Conscious that teachers could after a few years get into a rut, or what John Stuart Mill called 'the deep slumbers of decided opinions', Fairlie was one of the prime movers in the establishment of in-service provision and of teachers' centres. Members of the profession who might have felt slightly insulted by the notion of refresher courses, professed themselves enthusiastic not least on account of the fact that Fairlie made it his business to know many hundreds of school staff by name and explained why 'we all need rejuvenation'.
In the Fairlie years, Renfrewshire became famous for its outdoor educational centres. In 1975 the convener of the Examining Board, in conferring a fellowship of the Educational Institute of Scotland on Fairlie, said in his formal oration: 'He leaves Renfrewshire in excellent condition and we are fully aware that many a man would have done much less for educational service and for teachers in general and would still have been regarded as having done more than his duty.'
On a British level, Fairlie was one of the advisory committee to British India Steam Navigation company and P & O who ran the ship schools Dunera, Devonia, Nevasa, and Uganda. He earned golden opinions from my then employers the discerning board members of P & O-BI at headquarters at Aldwych. In 1975 Renfrewshire became part of Strathclyde region and Fairlie decided that he did not wish to continue to run schools in the absence of powers that he had had for so long. He accepted an invitation to become a lecturer at Jordanhill College of Education in Glasgow, adding a practical dimension to the studies undertaken by the young teachers at training college. From 1978 to 1984, while he was a lecturer at Jordanhill, he was also the chairman of the Scottish Council for Research in Education. In 1984 he was appointed OBE.

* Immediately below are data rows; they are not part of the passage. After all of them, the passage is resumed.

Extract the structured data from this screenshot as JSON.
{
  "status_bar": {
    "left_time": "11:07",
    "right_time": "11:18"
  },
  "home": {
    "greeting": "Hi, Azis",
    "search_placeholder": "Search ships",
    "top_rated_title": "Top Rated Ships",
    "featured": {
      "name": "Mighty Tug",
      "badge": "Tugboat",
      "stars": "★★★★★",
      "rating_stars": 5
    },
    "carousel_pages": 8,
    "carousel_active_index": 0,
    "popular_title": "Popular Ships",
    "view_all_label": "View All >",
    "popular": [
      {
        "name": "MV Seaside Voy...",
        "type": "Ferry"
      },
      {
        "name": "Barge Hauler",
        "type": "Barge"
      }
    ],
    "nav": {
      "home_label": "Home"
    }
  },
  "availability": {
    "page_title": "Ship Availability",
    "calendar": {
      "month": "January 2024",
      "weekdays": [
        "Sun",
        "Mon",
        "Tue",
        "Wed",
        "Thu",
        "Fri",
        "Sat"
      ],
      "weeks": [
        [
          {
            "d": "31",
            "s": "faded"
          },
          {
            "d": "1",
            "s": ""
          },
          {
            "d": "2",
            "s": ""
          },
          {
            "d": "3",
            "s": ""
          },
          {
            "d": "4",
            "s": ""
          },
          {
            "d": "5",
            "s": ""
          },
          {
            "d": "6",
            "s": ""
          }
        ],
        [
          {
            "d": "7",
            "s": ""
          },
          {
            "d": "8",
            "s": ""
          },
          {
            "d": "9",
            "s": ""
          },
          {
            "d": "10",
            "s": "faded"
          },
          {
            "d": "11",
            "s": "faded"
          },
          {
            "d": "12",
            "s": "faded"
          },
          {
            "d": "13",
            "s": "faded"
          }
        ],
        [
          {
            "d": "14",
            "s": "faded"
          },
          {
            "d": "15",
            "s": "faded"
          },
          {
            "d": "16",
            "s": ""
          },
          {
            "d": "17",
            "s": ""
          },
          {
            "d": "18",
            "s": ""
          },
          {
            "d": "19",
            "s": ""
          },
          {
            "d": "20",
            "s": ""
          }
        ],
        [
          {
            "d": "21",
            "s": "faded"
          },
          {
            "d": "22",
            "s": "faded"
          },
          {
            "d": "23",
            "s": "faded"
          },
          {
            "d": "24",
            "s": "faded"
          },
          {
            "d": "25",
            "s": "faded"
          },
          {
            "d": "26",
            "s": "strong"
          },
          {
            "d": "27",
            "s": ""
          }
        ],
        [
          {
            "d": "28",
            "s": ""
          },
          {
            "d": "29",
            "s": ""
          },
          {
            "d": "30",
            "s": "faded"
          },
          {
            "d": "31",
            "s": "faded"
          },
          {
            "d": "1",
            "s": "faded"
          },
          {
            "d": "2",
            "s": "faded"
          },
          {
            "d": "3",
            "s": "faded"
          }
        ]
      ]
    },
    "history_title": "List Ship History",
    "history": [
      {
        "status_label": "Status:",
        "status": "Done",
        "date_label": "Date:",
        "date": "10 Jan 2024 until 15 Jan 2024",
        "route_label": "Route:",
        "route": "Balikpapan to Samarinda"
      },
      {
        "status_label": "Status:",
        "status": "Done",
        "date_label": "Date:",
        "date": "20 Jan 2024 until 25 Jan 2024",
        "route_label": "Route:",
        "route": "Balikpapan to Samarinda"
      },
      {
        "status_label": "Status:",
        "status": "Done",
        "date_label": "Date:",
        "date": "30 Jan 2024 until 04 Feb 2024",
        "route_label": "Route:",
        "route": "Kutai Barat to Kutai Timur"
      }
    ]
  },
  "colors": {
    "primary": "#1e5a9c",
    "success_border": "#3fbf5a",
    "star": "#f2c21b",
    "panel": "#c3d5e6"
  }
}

Fairlie was an active member of the oldest and perhaps most prestigious of all Burns clubs - the Paisley Burns Club. He was a considerable Burns performer, much in demand throughout Scotland and overseas. For over 45 years he had a wonderfully happy marriage to Mima Peden and had a close family relationship with his sons John and Hugh and their families.